It is one of the most useful trees in India. Its leaves contain large amounts of gallotannins,[1] and are used in India for tanning and firewood.[2] The tree is the source of Indian gum, also known as ghatti gum, which is used for calico printing among other uses. The leaves are also fed on by the Antheraea paphia moth which produces the tassar silk (Tussah), a form of wild silk of commercial importance.[3]

Bark of Anogeissus latifolia

Footnotes[edit]

  1. ^ Studies on dhava tannins. I. The isolation and constitution of a gallotannin from dhava (Anogeissus latifolia). KK Reddy, S Rajadurai, KNS Sastry and Y Nayudamma, Australian Journal of Chemistry, 17 (2), pp. 238-245, doi:10.1071/CH9640238
  2. ^ Firewood Crops: Shrub and Tree Species for Energy Production : Report of an Ad Hoc Panel of the Advisory Committee on Technology Innovation, Board on Science and Technology for International Development, Commission on International Relations. National Academies. 1980. p. 112. Retrieved 5 July 2019.
  3. ^ "Archived copy". Archived from the original on 2014-04-18. Retrieved 2012-01-30.CS1 maint: archived copy as title (link)

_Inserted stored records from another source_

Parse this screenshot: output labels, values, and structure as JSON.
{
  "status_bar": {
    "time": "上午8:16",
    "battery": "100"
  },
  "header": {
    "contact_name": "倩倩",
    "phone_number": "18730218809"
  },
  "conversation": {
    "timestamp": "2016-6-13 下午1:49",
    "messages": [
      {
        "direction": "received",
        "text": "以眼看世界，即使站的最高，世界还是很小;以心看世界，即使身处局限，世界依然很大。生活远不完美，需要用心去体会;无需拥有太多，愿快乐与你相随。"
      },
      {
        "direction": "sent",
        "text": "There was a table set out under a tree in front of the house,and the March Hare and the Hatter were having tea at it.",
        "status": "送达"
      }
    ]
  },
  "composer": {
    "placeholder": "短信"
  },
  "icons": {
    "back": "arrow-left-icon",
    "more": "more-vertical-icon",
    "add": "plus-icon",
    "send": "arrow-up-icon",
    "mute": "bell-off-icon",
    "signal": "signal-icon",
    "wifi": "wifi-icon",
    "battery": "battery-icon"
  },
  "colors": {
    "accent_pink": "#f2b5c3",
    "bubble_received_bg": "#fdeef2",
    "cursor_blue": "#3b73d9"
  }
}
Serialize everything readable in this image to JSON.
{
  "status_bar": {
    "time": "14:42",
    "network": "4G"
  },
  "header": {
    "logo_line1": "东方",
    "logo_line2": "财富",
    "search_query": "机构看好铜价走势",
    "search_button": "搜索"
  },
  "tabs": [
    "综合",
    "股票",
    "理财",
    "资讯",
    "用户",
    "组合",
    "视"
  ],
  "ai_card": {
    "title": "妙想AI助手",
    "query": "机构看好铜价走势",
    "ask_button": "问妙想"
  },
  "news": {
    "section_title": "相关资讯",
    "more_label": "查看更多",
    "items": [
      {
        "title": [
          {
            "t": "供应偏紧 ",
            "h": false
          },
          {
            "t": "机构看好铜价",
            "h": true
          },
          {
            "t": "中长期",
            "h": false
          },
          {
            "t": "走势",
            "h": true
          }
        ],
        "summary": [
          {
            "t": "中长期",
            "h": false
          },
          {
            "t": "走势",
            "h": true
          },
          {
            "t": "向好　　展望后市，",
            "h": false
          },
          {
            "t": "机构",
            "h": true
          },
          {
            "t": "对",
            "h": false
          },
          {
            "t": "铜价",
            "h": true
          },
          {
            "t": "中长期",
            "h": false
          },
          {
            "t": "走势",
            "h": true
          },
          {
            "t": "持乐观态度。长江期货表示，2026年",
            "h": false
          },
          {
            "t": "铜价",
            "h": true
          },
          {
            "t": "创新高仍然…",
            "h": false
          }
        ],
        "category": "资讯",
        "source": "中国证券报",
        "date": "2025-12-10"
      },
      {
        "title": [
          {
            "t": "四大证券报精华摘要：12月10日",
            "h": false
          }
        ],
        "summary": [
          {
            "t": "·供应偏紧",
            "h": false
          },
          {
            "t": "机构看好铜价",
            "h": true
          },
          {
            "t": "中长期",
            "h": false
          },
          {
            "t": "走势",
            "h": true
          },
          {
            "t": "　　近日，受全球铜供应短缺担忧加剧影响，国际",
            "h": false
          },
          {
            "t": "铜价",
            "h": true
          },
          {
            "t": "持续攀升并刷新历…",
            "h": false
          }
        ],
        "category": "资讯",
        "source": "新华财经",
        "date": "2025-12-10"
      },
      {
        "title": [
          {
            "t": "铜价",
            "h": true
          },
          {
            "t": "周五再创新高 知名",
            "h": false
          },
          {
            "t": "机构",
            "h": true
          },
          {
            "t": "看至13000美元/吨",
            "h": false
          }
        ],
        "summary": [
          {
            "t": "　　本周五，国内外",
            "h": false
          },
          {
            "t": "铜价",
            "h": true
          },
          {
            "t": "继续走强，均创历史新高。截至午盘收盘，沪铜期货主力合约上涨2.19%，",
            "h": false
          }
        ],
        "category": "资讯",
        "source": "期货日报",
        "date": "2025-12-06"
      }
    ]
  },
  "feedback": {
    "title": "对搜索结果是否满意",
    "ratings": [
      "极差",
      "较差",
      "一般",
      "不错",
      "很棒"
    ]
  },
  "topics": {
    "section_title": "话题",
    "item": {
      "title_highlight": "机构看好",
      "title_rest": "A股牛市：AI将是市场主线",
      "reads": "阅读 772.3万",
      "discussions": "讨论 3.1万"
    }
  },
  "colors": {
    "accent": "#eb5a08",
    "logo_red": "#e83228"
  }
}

References[edit]

  • "Anogeissus latifolia", AgroForestry Tree Database. Accessed April 20, 2008. [1]